The BBC website yesterday reported that "Scottish Premier League clubs are moving towards a 10-team top tier after appearing to rule out an extension to the current 12-team set-up... SPL chairman Ralph Topping said clubs believe that a 16 or 18-team league is not financially viable [and] a working party has proposed two divisions of 10 and a vote is expected at the next gathering on 17 January."
So, what's the big deal? It's not the first time the SPL has reconstructed itself and anyone who has observed Scottish football over the last 20 years could tell you that there's been an ongoing debate about whether a 10-team or 12-team league is best.
This time, however, it's a bit different. Managers of a number of SPL teams have openly expressed their concerns. Fans and supporters groups have made it explicitly clear they would prefer a larger rather than a smaller top flight.
Topping claimed that a larger league was "unworkable", arguing that "a 16-team league wouldn't work economically and it would have a knock-on effect in terms of the quality of players you can attract."
Aberdeen's chairman Stewart Milne supports reducing the SPL to ten member teams.
"Each of the options has been fully evaluated and the one that delivers way above any of the others is a 10-team league," he said. "I don't think there is any other option. It delivers on a financial front, it delivers on a football front."
What Milne and his ilk have failed to do however is consult with the supporters. He admits that "there is a big selling job to be done with the media and the fans" but doesn't see fit to explain why a decision is likely to be made before anything resembling a consultation occurs.
SPL chief executive Neil Doncaster also spoke of the economic argument against a 16 or 18-team top division, saying it would "involve the decimation of finances in Scottish football...the cake gets much smaller and is cut into more slices...from a TV point of view, there would be less money coming into the game."

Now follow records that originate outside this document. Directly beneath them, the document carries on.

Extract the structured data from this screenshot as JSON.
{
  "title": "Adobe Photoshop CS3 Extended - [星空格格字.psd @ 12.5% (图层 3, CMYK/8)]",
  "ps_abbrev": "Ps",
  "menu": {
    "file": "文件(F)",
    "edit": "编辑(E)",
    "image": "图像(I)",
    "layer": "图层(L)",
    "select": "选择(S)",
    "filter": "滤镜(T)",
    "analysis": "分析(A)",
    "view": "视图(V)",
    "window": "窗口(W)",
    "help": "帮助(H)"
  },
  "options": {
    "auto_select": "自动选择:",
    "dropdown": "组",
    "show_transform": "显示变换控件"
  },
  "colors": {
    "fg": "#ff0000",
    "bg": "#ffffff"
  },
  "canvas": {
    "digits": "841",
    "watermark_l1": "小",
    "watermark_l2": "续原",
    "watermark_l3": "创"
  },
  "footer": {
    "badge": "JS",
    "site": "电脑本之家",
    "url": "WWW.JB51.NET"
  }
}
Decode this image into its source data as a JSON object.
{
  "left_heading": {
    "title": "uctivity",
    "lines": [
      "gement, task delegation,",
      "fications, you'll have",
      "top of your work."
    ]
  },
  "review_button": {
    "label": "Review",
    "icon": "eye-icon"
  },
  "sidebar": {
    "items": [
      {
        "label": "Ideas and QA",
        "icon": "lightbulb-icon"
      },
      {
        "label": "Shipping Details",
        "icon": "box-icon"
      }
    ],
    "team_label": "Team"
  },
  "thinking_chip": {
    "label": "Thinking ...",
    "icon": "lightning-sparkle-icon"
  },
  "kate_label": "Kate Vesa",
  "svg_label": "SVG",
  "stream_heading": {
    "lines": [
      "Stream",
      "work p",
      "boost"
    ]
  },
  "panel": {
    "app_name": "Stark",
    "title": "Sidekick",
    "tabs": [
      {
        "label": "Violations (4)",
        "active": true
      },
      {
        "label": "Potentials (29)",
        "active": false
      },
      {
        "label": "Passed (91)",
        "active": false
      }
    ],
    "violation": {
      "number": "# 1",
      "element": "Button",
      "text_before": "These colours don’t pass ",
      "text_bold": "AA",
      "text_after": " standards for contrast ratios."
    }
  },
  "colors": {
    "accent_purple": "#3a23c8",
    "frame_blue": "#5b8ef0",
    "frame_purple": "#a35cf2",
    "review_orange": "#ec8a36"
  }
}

This neatly sums up the self-preserving attitude of those proposing a smaller SPL. It's about money; not the game or the fans. These people are not acting in the interests of the sport, but in the narrow interests of their own clubs. It's simply not true to say there would be "less money coming in to the game" and someone as senior as the chief executive should really know better than to make such patronisingly false comments. What will happen is that the cash in Scottish football will be distributed more evenly among more teams - obviously it is this prospect that upsets the Aberdeens and St Johnstones of the world who want to cement their place in football's elite at the expense of others.
The notion that Queen of the South, Raith Rovers and Morton would participate in an enlarged SPL actually excites me. For a start, we could have some decent sides coming to Cappielow! Not to mention the reduced number of fixtures, thus allowing for a winter break.
Interestingly, today's Daily Record revealed that the chairmen of Dundee United, Kilmarnock, Hearts and Inverness Caledonian Thistle are opposed to the proposals, making it unlikely that the SPL will secure sufficient votes to approve the proposals at a meeting of clubs on 17th January. Let's hope sanity prevails. The TV companies might want a 10-team SPL, but it's been tried before and didn't work. The fans don't want it. And a third of SPL chairmen don't want it.
I don't accept the argument that extending the number of teams will dilute the quality of the SPL. The simple reason that teams currently outside the SPL might lack quality is that they are consistently deprived of funds. Cutting the cake into more slices, far from having a detrimental effect on the game, could actually have the effect of improving the game more generally. The likes of Morton would definitely benefit (not that this in itself is sufficient reason!) and, I imagine, a fairer spread of TV revenues would allow some clubs to invest in their grounds and communities. Again, Morton fans would hardly be complaining!
Neil Doncaster's attitude towards Scottish football is both shocking and predictable. For him, the SPL is simply a commodity and subservience to the interests of TV companies is paramount. He sees the game only in terms of attracting sponsorship and income for the most upwardly-mobile clubs.
Some of us - especially those of us who understand that the game is about so much more than money - bring our democratic values to the sport we love. It is not for twelve chairmen to decide the future on the SPL without even a passing word in the direction of supporters' groups, or for that matter the chairmen of SFL clubs who will be affected by the decision. Fans must be allowed a greater role in shaping the future of Scottish football and should be more actively involved in crucial decision-making processes. Channels could be created by which official supporters' associations become statutory consultees, allowing the powers that be to be made more accountable. Freezing them out like this serves no-one's interests and simply shows how little Scottish football has moved on organisationally in the last hundred years or so.
The Daily Record noted the objections of four chairmen and reported that "civil war breaks out". That's overstating it a bit. But if the SPL obstinately presses ahead with this unpopular proposal in the face of strong objections from fans then a civil war is an inevitability.
There are many who complain about the lack of real democracy in Britain's political system. Such criticisms are often justified. But, compared to the bureaucratic, closed and self-interested way the SPL is being run the House of Commons is a bastion of people power!